··· Records shown

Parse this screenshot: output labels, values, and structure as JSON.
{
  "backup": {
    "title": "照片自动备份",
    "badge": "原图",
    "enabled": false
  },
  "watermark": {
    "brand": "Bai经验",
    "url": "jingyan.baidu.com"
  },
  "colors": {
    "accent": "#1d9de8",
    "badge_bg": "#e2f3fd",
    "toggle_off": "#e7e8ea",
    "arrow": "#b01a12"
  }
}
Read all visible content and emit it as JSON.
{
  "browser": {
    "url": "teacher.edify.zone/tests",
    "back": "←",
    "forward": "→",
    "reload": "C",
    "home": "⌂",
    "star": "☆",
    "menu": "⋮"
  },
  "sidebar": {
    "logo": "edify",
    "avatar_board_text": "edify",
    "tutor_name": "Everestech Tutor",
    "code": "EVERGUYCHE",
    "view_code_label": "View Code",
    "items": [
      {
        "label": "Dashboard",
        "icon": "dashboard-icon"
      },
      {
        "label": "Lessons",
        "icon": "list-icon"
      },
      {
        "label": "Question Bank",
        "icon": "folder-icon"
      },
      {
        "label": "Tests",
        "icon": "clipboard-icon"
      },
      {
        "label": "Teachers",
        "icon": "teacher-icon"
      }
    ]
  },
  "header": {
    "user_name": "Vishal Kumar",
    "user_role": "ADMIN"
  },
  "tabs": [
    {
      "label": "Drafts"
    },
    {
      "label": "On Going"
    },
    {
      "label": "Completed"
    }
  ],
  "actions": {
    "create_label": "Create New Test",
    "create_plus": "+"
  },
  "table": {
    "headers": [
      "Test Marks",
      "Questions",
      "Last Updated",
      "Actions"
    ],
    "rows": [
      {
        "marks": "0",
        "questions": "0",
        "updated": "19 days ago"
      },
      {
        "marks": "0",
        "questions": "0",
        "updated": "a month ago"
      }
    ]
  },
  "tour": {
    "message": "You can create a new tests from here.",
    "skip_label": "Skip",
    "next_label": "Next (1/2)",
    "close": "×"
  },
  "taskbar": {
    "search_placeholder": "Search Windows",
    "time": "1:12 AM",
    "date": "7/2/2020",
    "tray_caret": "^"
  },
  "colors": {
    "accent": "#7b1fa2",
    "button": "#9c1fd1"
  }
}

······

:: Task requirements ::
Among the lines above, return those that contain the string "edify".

:: Written response ::
    "url": "teacher.edify.zone/tests",
    "logo": "edify",
    "avatar_board_text": "edify",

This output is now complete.